OXFORD —  Completion of the Hampton Inn on Route 26 is set for the end of the summer despite an on site union rally held last week to protest hiring practices of a project subcontractor and delays caused when a project framing company had to be replaced and by occasional depletion of manpower.

FAT CAT — John Leavitt, pictured second from left, New England Regional Council of Carpenters regional business manager, and supporters rallied in front of the Hampton Inn on Route 26 in Oxford on Thursday, July 14, to protest the hiring practices of TEC Construction of Connecticut.
FAT CAT — John Leavitt, pictured second from left, New England Regional Council of Carpenters regional business manager, and supporters rallied in front of the Hampton Inn on Route 26 in Oxford on Thursday, July 14, to protest the hiring practices of TEC Construction of Connecticut.

The 92-room, four-floor, $15 million Hampton Inn located across the street from Oxford Casino, was originally expected to be opened by June 2016. Groundbreaking was held in March 2014.

John K. S. Cleary, vice president for hospitality at Calamar in New York, said the project is in the final push to be completed. The hope is to complete it by the end of summer.

“The project has been moving along well, albeit not as quickly as we all would prefer,” Cleary said Monday, July 18, in an email to the Advertiser Democrat.

The hotel project was expected to create as many as 50 to 90 temporary construction jobs and once opened create 23 part- and full-time jobs, from executive, administrative and clerical positions to maintenance and transportation with salaries ranging from $25,000 to $80,000.

The roughly 4-acre property where the hotel is being built on the north side of Route 26 was sold by Suzanne Hall, the owner of Crestholm Farms, to GIRI Oxford I LLC, a subsidiary of GIRI, in November 2013. The GIRI Hotel management group then signed an agreement with New York-based Calamar to construct the hotel.

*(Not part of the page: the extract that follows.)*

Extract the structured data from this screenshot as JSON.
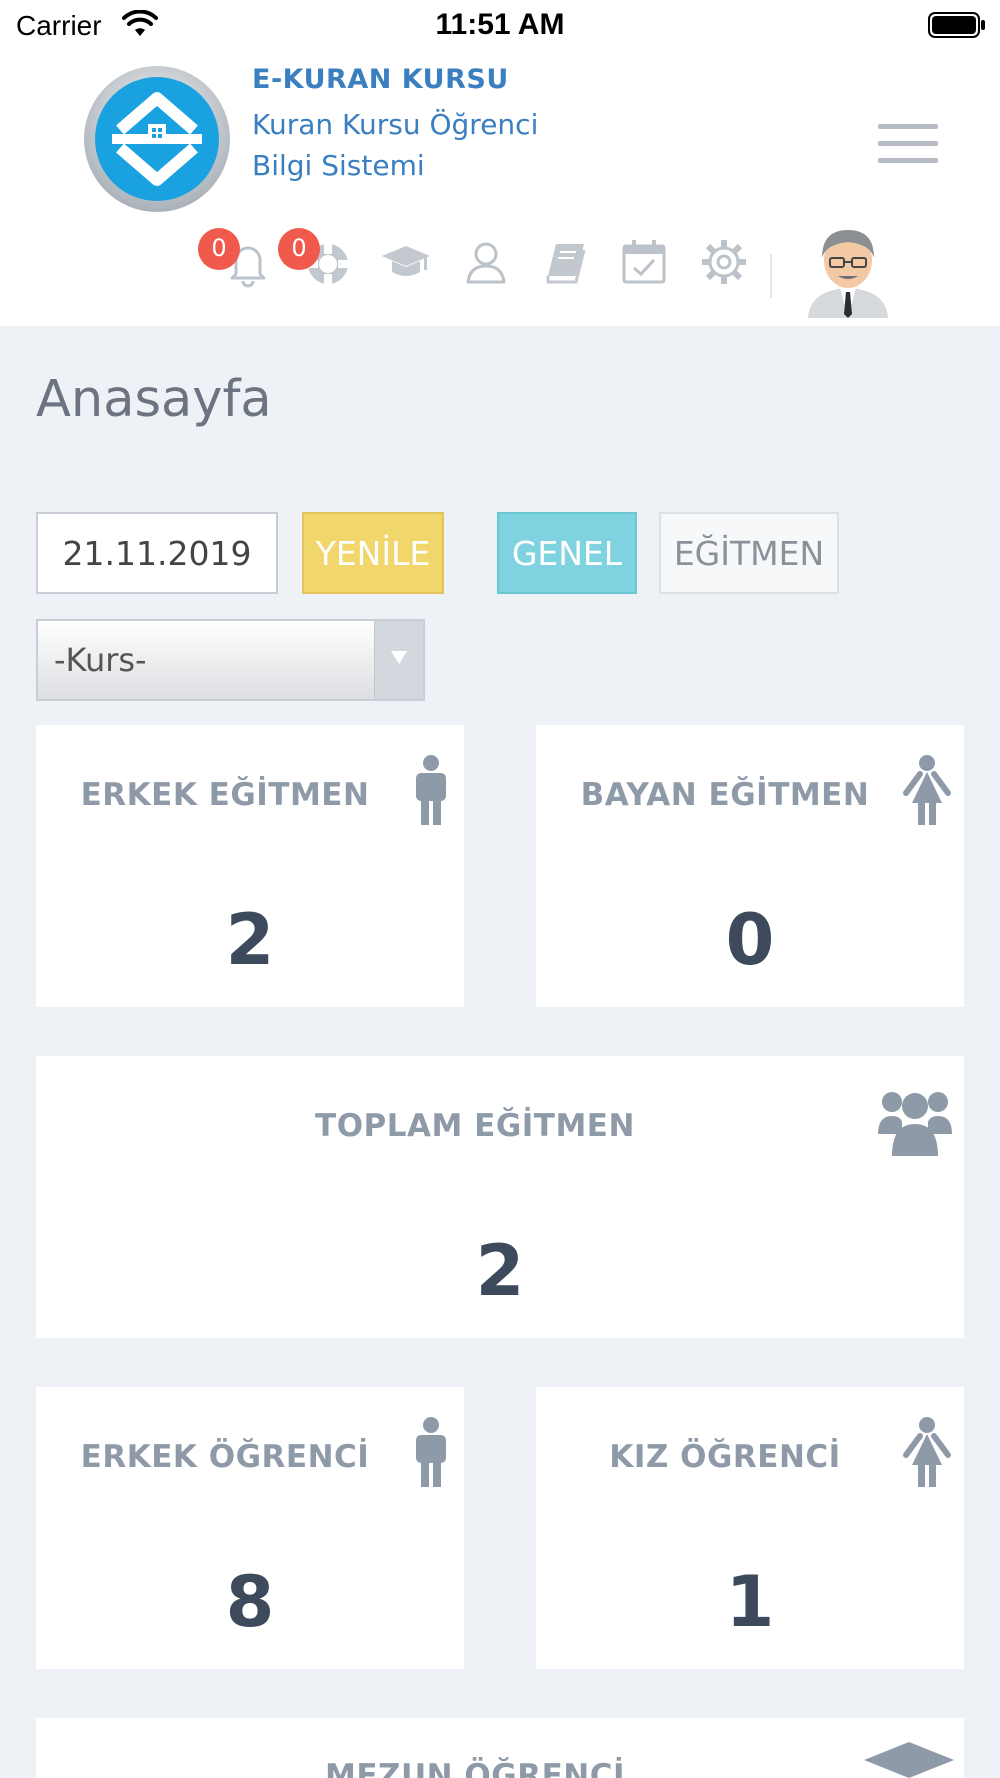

Cleary said the project was delayed by a local framer “who failed to perform as contracted and needed to be replaced.” He declined to identify the company or the issue except to say the framer “performed poorly” and did not perform to the scope of work or follow the contract that he signed.

“We provided the framer an opportunity to rectify the issues and the framer did not do so. We terminated his contract per our agreement and replaced him,” Cleary said.

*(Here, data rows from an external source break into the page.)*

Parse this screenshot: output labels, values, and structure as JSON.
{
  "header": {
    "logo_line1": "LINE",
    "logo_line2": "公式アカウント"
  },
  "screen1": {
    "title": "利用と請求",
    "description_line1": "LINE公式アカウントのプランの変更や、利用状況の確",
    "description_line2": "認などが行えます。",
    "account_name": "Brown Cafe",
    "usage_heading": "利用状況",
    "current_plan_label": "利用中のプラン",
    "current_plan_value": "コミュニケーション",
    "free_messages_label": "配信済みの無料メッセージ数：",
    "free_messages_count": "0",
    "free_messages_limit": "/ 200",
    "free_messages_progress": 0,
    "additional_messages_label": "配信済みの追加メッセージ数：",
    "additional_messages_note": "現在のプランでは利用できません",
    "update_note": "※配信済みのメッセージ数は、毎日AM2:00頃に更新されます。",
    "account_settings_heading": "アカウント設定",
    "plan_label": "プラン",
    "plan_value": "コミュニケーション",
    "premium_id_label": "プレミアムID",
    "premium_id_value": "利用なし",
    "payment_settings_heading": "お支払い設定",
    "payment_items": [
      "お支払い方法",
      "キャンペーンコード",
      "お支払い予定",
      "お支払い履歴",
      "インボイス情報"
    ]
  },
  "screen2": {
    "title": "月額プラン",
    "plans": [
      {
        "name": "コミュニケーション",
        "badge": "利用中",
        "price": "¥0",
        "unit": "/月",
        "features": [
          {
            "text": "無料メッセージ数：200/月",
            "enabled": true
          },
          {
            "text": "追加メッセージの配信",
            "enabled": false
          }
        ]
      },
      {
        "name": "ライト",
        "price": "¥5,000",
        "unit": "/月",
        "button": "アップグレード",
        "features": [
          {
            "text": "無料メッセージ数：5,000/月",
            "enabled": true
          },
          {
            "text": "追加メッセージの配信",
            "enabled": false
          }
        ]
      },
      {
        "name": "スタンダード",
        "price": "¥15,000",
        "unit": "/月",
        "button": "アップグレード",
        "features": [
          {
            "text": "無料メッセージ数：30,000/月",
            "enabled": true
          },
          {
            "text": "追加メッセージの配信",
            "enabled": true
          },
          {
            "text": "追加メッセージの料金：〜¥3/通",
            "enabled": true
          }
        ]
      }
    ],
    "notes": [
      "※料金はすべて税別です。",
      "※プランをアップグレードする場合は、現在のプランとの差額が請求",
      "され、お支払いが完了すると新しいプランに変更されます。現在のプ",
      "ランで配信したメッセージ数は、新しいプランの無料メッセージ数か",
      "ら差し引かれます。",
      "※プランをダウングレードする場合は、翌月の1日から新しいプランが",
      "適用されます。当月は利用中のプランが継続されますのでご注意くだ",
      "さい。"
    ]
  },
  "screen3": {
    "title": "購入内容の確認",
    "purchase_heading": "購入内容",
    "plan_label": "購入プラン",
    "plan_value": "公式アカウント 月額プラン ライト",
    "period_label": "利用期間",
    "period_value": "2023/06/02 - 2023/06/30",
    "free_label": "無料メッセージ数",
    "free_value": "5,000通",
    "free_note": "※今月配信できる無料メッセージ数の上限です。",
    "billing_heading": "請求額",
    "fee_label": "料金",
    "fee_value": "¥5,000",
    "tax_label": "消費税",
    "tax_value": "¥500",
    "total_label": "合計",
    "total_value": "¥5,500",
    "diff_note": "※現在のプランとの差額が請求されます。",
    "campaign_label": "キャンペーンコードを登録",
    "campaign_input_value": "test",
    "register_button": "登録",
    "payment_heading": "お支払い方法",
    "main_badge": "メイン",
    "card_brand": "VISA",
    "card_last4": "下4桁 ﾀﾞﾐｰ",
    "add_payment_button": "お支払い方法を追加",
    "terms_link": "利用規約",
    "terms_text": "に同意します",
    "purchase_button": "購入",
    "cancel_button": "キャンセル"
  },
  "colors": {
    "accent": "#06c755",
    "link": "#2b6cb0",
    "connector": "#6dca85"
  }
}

BREAKFAST NOOK — The breakfast area of the Hampton Inn is pictured on July 16.
BREAKFAST NOOK — The breakfast area of the Hampton Inn is pictured on July 16.

Additionally, an occasional lack of manpower has also caused delays for the project, Cleary said.

“Due to the busy construction season and the overall number of projects in Maine the project has been occasionally slowed only due to a lack of available manpower as many of the contractors have had to split crews to cover multiple projects,” he said.

The hotel project also ran into a publicity snag last week when members of the New England Regional Council of Carpenters staged a rally on Thursday, July 14, in front of the construction site on Route 26 to bring attention to what they say is the illegal action of TEC Construction, drywallers for the hotel job, bringing in workers who are not carrying workman’s compensation.

“You need workman’s comp on the job. It’s very simple,” said John Leavitt, regional business manager for the New England Regional Council of Carpenters. “We turned them in [to the state Department of Labor]. We said, ‘You need workman’s comp.’”

Cleary said the rally did not disrupt work.

“I am aware of the situation that took place last week for one day with a local union.  It is my understanding that it was a one-day event.  The action did not interrupt construction,” he said.

Leavitt said the problem could be avoided if the state stepped up its enforcement.

ELEVATOR —  The fourth floor elevator and lobby area at the Hampton Inn is pictured here on Saturday, July 16.
ELEVATOR —  The fourth floor elevator and lobby area at the Hampton Inn is pictured here on Saturday, July 16.

Leavitt said companies are going under because others are allowed to hire workers who are misclassified and don’t carry the proper insurance.

Misclassification means treating workers as independent contractors when legally they should be employees, according to information from the Bureau of Labor Standards in the Maine Department of Labor.

The issue locally was brought to light by a representative of the NERCC, who filed a tip with the Department of Labor after seeking employment with TEC Construction LLC of Connection.

Cleary said the project’s completion is not off schedule by much.

“The project started just over a year ago and while it is taking longer than planned, it is only off slightly,” he said.  “It is not uncommon for similar projects to take between 12-15 months. Weather, manpower, material deliveries all factor into the scheduling and length of construction.”

ldixon@sunmediagroup.net